I believe that they come form Murray's Carbs and supposedly work very well on the street. Murray knows more about carbs than most and I suspect that the kit is better than most will achieve with pods and jets in OEM carbs. I would guess that CR carbs would make more power, but they were never designed to be used on a street bike. That doesn't mean they won't work, but like most things in life will be a compromise.
That said, Mr Honda and his friends at Keihin managed to make modified OEM carbs work on the RCB endurance racers. The OEM carbs are not easy to get right, especially with an aftermarket exhaust without a lot of dyno time.
Problem with building these old bikes is that you spend a lot of time and money, and some decent 17yo rider on a used craigslist 600 blows your doors off.
At least they look way cool.
12-08-2018, 04:57 PM
Originally Posted by TrialsRider
& Did they keep the air box or go with felt pod filters? lol
Neither. Open velocity stacks IIRC.
Way back in the day the late Leon Moss of LEDAR who was a bit of a motor and carb expert, tried to get a CB900 to run with an aftermarket exhaust and he ended up with external tubes to equalize pressure in the carbs. I don't remember all the details but I think it went from rich to lean and back again as the throttle was opened.
I have no idea if that was all one big pressure differential issue or an exhaust resonance pressure wave timing thing, I have no idea.
That does raise a question as to how owners of cars with SU carbs (more or less the same design) get around those same flow/pressure wave issues.
I would brace the frame (doesn't have to complicated, some well placed proven ones), then figure out how to fit modern rubber in decent sizes to the front and back. 110, 120 front, 150-170 rear. That likely means a fork swap but not necessarily USD. That way you get bigger rubber up front and better brakes, too. Set the geomtery, brace the swingarm and space for the larger rear wheel. Quality bushing for the swingarm, bearings for the steering head.
Update the fork internals if possible, upgrade to nice rear twin suspenders.
Ride it for a while until you get bored of the stock power, spend more money on engine mods. Those are pretty well sorted...
12-15-2018, 07:51 AM
Trials, I'd have to say no, my current carbs do not give me nice even throttle. idle to mid is a bit of a sputter. WOT gets me to about 90 mph tops and seems solid. though I had one time when suddenly had loss of power going freeway speeds. pulled over, shut it down, waited a minute, restarted it and it's run fine ever since. I've not touched the carbs since I bought it, other than keeping clean, high proof petrol in it and stabilizer in storage.

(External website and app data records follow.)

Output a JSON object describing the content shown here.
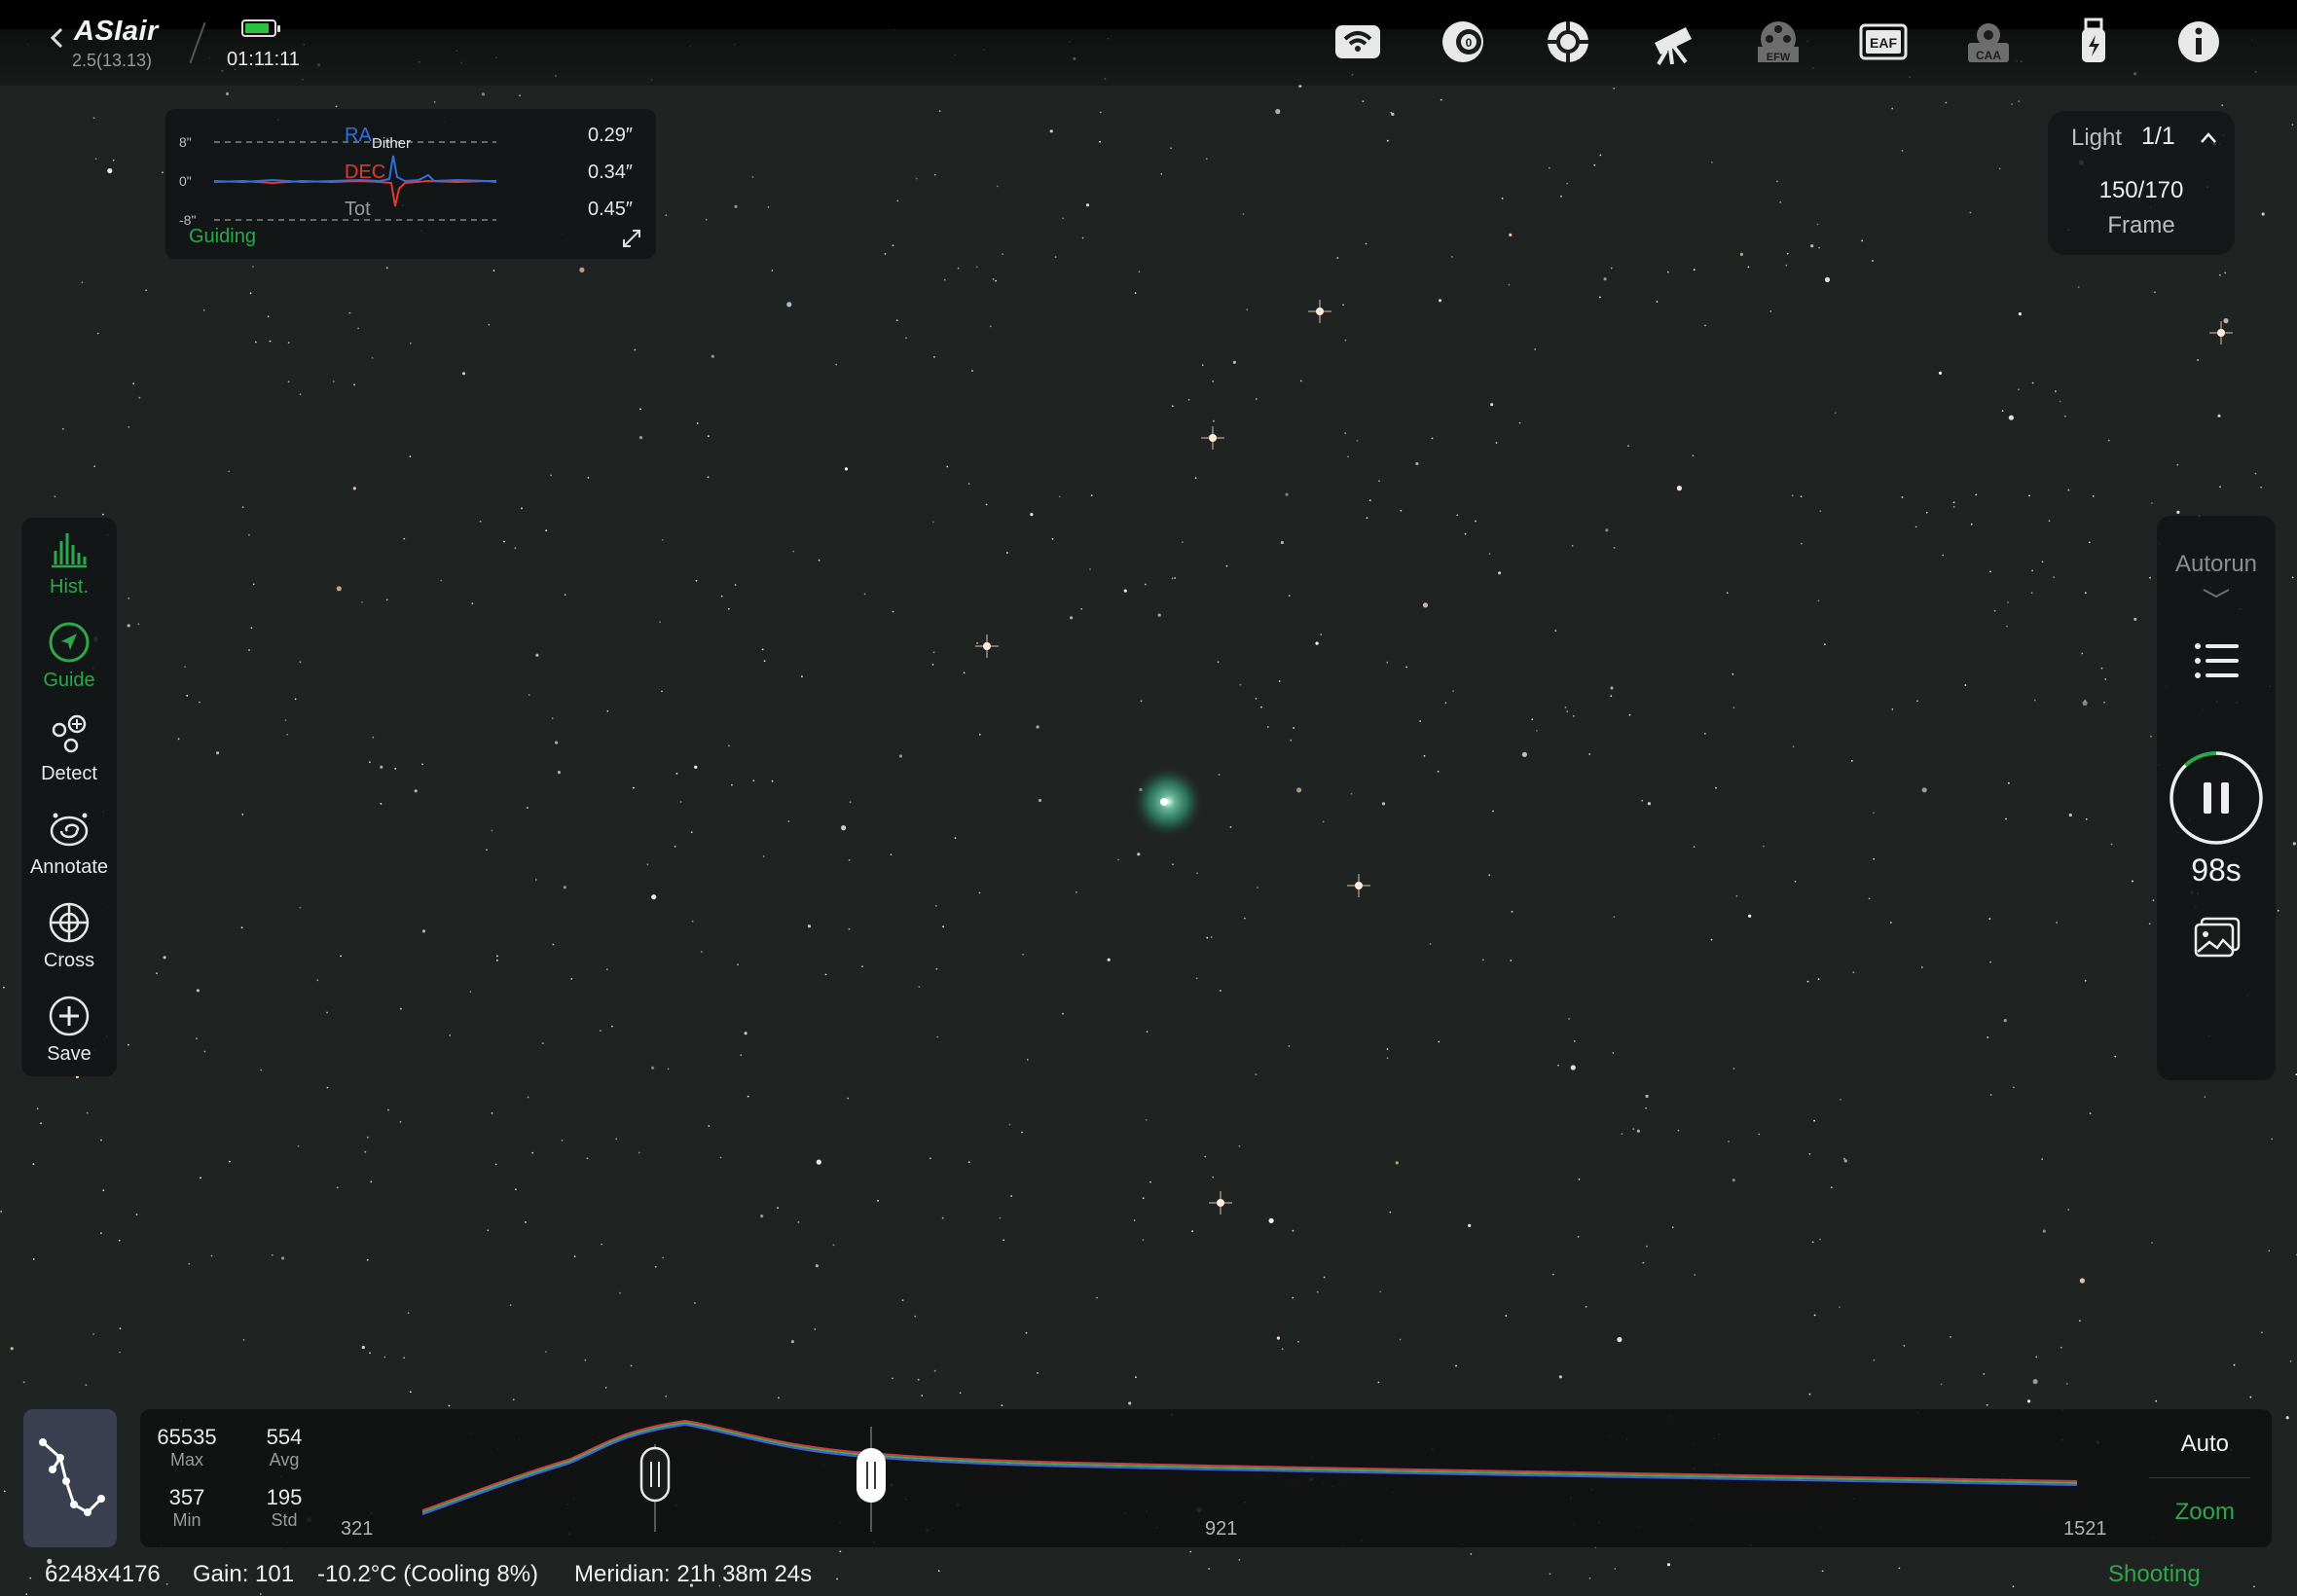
{
  "app": {
    "name": "ASIair",
    "version": "2.5(13.13)",
    "clock": "01:11:11",
    "battery_level_percent": 85
  },
  "topbar_icons": [
    "wifi-icon",
    "camera-icon",
    "guide-scope-icon",
    "telescope-icon",
    "efw-icon",
    "eaf-icon",
    "caa-icon",
    "usb-icon",
    "info-icon"
  ],
  "topbar_labels": {
    "efw": "EFW",
    "eaf": "EAF",
    "caa": "CAA"
  },
  "guiding": {
    "axis_top": "8\"",
    "axis_mid": "0\"",
    "axis_bot": "-8\"",
    "annotation": "Dither",
    "ra_label": "RA",
    "ra_value": "0.29″",
    "dec_label": "DEC",
    "dec_value": "0.34″",
    "tot_label": "Tot",
    "tot_value": "0.45″",
    "status": "Guiding",
    "colors": {
      "ra": "#2f6fe0",
      "dec": "#e03a2f",
      "status": "#2ca84a"
    }
  },
  "frame": {
    "type": "Light",
    "index": "1/1",
    "count": "150/170",
    "label": "Frame"
  },
  "tools": [
    {
      "label": "Hist.",
      "icon": "histogram-icon",
      "active": true
    },
    {
      "label": "Guide",
      "icon": "guide-icon",
      "active": true
    },
    {
      "label": "Detect",
      "icon": "detect-icon",
      "active": false
    },
    {
      "label": "Annotate",
      "icon": "annotate-icon",
      "active": false
    },
    {
      "label": "Cross",
      "icon": "crosshair-icon",
      "active": false
    },
    {
      "label": "Save",
      "icon": "save-icon",
      "active": false
    }
  ],
  "right_panel": {
    "autorun": "Autorun",
    "countdown": "98s",
    "exposure_progress": 0.12
  },
  "histogram": {
    "max_value": "65535",
    "max_label": "Max",
    "avg_value": "554",
    "avg_label": "Avg",
    "min_value": "357",
    "min_label": "Min",
    "std_value": "195",
    "std_label": "Std",
    "tick_left": "321",
    "tick_mid": "921",
    "tick_right": "1521",
    "auto": "Auto",
    "zoom": "Zoom"
  },
  "status_bar": {
    "resolution": "6248x4176",
    "gain": "Gain: 101",
    "temperature": "-10.2°C (Cooling 8%)",
    "meridian": "Meridian: 21h 38m 24s",
    "state": "Shooting"
  },
  "accent_color": "#2ca84a"
}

i'm definitely moving to the flat side CR carbs for the rebuild. want to move to pods and the CVs are shit for that, from my experience. tried it on the 900 project and couldn't get it tuned. I've not worked with the CRs but my understanding is they're better designed for PODs.
but appreciate the thoughts. will stick to the 4 carb set up. I've seen the aluminum billet intake manifolds for the CB750. are they worth it or should I stick to rubber?